From careful expressions and tight, jewel-like pafterning to daunting tableaux of fantastical social portraiture, Jessie Makinsons approach to scenography, now on view at François Ghebaly Gallery
in Los Angeles, can perhaps best be described as a synthesis. Oscillating between historical, folkloric, environmental, and political modes, Makinson imbues her signature androgynes with whole networks of literary and mythological reference. These layered imaginaries, guided by Makinsons chameleon storytelling voice, form scenes of rich sociality.
In her newest body of work, Makinsons synthesis broaches both novel and familiar subject mafters, blending caches of disparate references that span centuries of literature, visual art, and tradition: Georgian political cartoons, druid solstice celebration, Adam Wisniewski-Snergs The Robot and Han Kangs The Vegetarian, fairy and UFO sightings through the ages. The exhibition title, Hoof on Bone, is excerpted from Hillary Mantels 1992 historical fiction novel, A Place of Greater Safety, during a scene in which men on horseback violently subdue a mob of French Revolutionary insurgents. Beyond the phrases literal meaning (as well as Makinsons recurring interest in depictions of 18th century European publics), hoof on bone describes for the artist an important confluenceof where, when, and why human and animal meet.

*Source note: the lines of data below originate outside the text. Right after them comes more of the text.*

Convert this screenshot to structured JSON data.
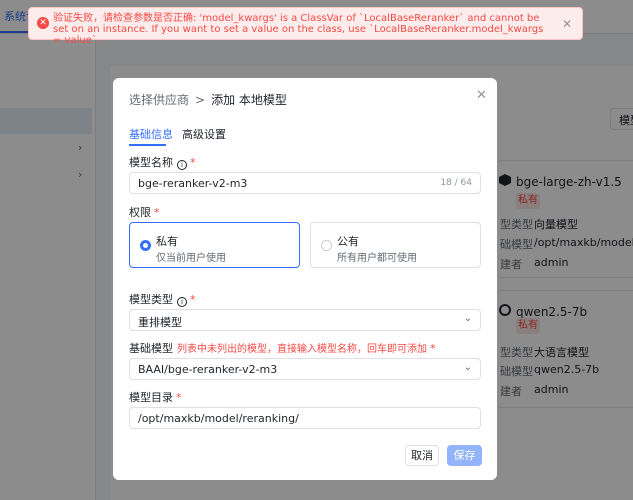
{
  "alert": {
    "text": "验证失败，请检查参数是否正确: 'model_kwargs' is a ClassVar of `LocalBaseReranker` and cannot be set on an instance. If you want to set a value on the class, use `LocalBaseReranker.model_kwargs = value`."
  },
  "background": {
    "top_tab": "系统设",
    "right_button": "模型",
    "cards": [
      {
        "name": "bge-large-zh-v1.5",
        "badge": "私有",
        "rows": [
          {
            "label": "型类型",
            "value": "向量模型"
          },
          {
            "label": "础模型",
            "value": "/opt/maxkb/model/em"
          },
          {
            "label": "建者",
            "value": "admin"
          }
        ]
      },
      {
        "name": "qwen2.5-7b",
        "badge": "私有",
        "rows": [
          {
            "label": "型类型",
            "value": "大语言模型"
          },
          {
            "label": "础模型",
            "value": "qwen2.5-7b"
          },
          {
            "label": "建者",
            "value": "admin"
          }
        ]
      }
    ]
  },
  "dialog": {
    "crumb": "选择供应商",
    "separator": ">",
    "title": "添加 本地模型",
    "tabs": [
      "基础信息",
      "高级设置"
    ],
    "model_name": {
      "label": "模型名称",
      "value": "bge-reranker-v2-m3",
      "count": "18 / 64"
    },
    "permission": {
      "label": "权限",
      "options": [
        {
          "title": "私有",
          "desc": "仅当前用户使用",
          "selected": true
        },
        {
          "title": "公有",
          "desc": "所有用户都可使用",
          "selected": false
        }
      ]
    },
    "model_type": {
      "label": "模型类型",
      "value": "重排模型"
    },
    "base_model": {
      "label": "基础模型",
      "hint": "列表中未列出的模型，直接输入模型名称，回车即可添加",
      "value": "BAAI/bge-reranker-v2-m3"
    },
    "model_dir": {
      "label": "模型目录",
      "value": "/opt/maxkb/model/reranking/"
    },
    "cancel_label": "取消",
    "save_label": "保存"
  },
  "colors": {
    "primary": "#3370ff",
    "error": "#f54a45",
    "save_disabled": "#92b4fc"
  }
}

Across her practice, chimeric forms dominate the many laftices of limb and interlocking gaze that comprise her sceneries. Anthropomorphic figures decked in horns, tails, dense furs, and Escherian prints writhe and jostle one another across semi- abstracted foregrounds. This titular sensibility extends to Makinsons compositional and emotive interests, tooI think about where the figures and spaces meet. Of the place where cloth touches skin, of how bodies press against each other in moments of pleasure and trauma. Anchoring Makinsons exhibition is the expansive triptych, We shall be monsters (2022), whose title comes from a line by the eponymous hero of Mary Shelleys 1818 Frankenstein. Measuring over sixteen feet and depicting whole networks of raucous action and reaction, the triptych is a mammoth example of Makinsons de-centered storytelling. Figures lift, strut, and prance across intersecting planes, swaggering to an almost hysterical tune. They enfold one another, becoming part of each other like a frenzied molecular gang.

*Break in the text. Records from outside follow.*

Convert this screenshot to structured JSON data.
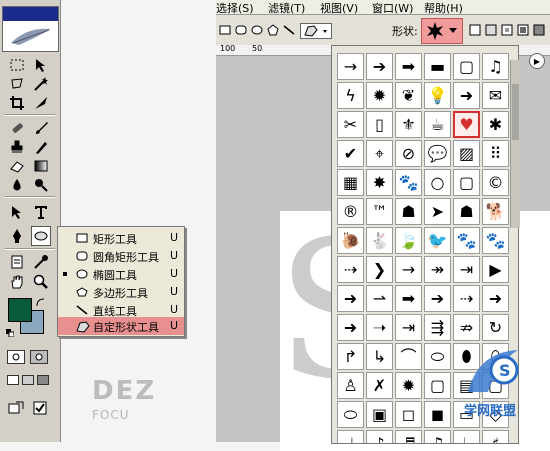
{
  "menubar": {
    "items": [
      "选择(S)",
      "滤镜(T)",
      "视图(V)",
      "窗口(W)",
      "帮助(H)"
    ]
  },
  "options": {
    "shape_label": "形状:"
  },
  "ruler": {
    "labels": [
      "100",
      "50"
    ]
  },
  "flyout": {
    "items": [
      {
        "label": "矩形工具",
        "key": "U",
        "icon": "rectangle-icon"
      },
      {
        "label": "圆角矩形工具",
        "key": "U",
        "icon": "rounded-rectangle-icon"
      },
      {
        "label": "椭圆工具",
        "key": "U",
        "icon": "ellipse-icon"
      },
      {
        "label": "多边形工具",
        "key": "U",
        "icon": "polygon-icon"
      },
      {
        "label": "直线工具",
        "key": "U",
        "icon": "line-icon"
      },
      {
        "label": "自定形状工具",
        "key": "U",
        "icon": "custom-shape-icon"
      }
    ],
    "active_index": 2,
    "selected_index": 5
  },
  "colors": {
    "foreground": "#0a5a3c",
    "background": "#8aa8c0",
    "selection": "#e89090",
    "shape_selected": "#d43030"
  },
  "shapes": [
    "→",
    "➔",
    "➡",
    "▬",
    "▢",
    "♫",
    "ϟ",
    "✹",
    "❦",
    "💡",
    "➜",
    "✉",
    "✂",
    "▯",
    "⚜",
    "☕",
    "♥",
    "✱",
    "✔",
    "⌖",
    "⊘",
    "💬",
    "▨",
    "⠿",
    "▦",
    "✸",
    "🐾",
    "○",
    "▢",
    "©",
    "®",
    "™",
    "☗",
    "➤",
    "☗",
    "🐕",
    "🐌",
    "🐇",
    "🍃",
    "🐦",
    "🐾",
    "🐾",
    "⇢",
    "❯",
    "→",
    "↠",
    "⇥",
    "▶",
    "➜",
    "⇀",
    "➡",
    "➔",
    "⇢",
    "➜",
    "➜",
    "➝",
    "⇥",
    "⇶",
    "⇏",
    "↻",
    "↱",
    "↳",
    "⌒",
    "⬭",
    "⬮",
    "⬯",
    "♙",
    "✗",
    "✹",
    "▢",
    "▤",
    "▢",
    "⬭",
    "▣",
    "◻",
    "◼",
    "▭",
    "◇",
    "♩",
    "♪",
    "♬",
    "♫",
    "♭",
    "♯"
  ],
  "shape_selected_index": 16,
  "watermark": {
    "line1": "DEZ",
    "line2": "FOCU"
  },
  "brand": {
    "text": "学网联盟"
  }
}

Among the recurring motifs in Hoof on Bone, few stand out quite like the severed heads in works such as Come you minx (2022) and All the same bubbles (2022). Darkly humored and Medusa-like, the severed head is a playful, deconstructive motif for the artis another gesture toward the animalic, often mischievous sociality that characterizes Makinsons ensembles: They bother each other, care for each other, cut each others heads off. They put their hands inside each other. Like they are surgeons or butchers or mechanics fixing a robot. Though clearly figurative and narrative in nature, Makinsons paintings belie complex underlayers of compositional exploration, too. Smaller formats like I know that bird (2022) and Can I have my kiss back? (2022) highlight the artists interest in human and animal forms as vessels for light, color, paftern, and space. Meanwhile, the limited palefte in works like The smell of hysterics (2022) offer isolated, more formal examples of Makinsons color and textural study. In combination with the artwork image, whose scene draws from 18th century drawings of brothel raids and yet reads almost like the floor of a modern party, Makinsons jarring, motley sensibilities become uniquely aftuned to the tenor of our strange times.

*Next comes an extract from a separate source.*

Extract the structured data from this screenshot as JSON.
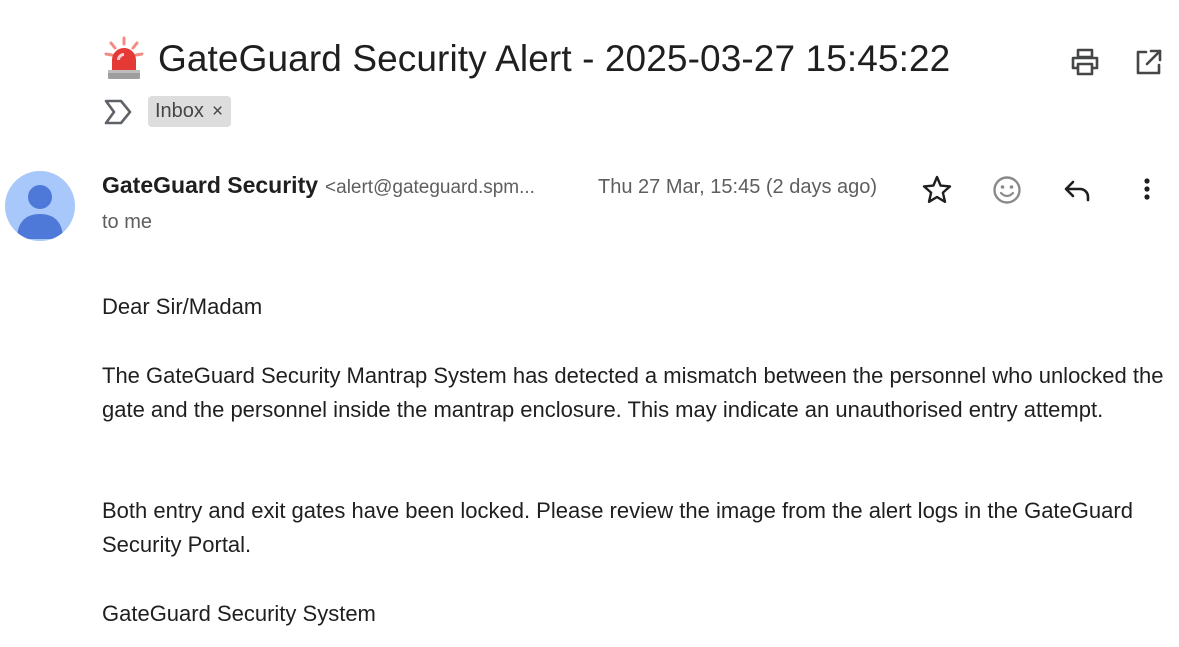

Jessie Makinson (b. 1985) lives and works in London, where she completed The Drawing Year Postgraduate Program at The Royal Drawing School in 2013. Recent solo exhibitions include François Ghebaly, Los Angeles (2021); Lyles & King, New York (2021 and 2020); Fabian Lang Gallery, Zürich (2019); and Galería OMR, Mexico City (2019). Recent group exhibitions include Simon Lee Gallery, London (2022); British Museum, London (2022); Pippy Houldsworth Gallery, London (2021); Fabian Lang Gallery, Zürich (2021); Lyles & King, New York (2020); Victoria Miro, London (2020); Perrotin, Seoul (2019); T.J. Boulting, London (2018); and Nicodim Gallery, Bucharest (2018).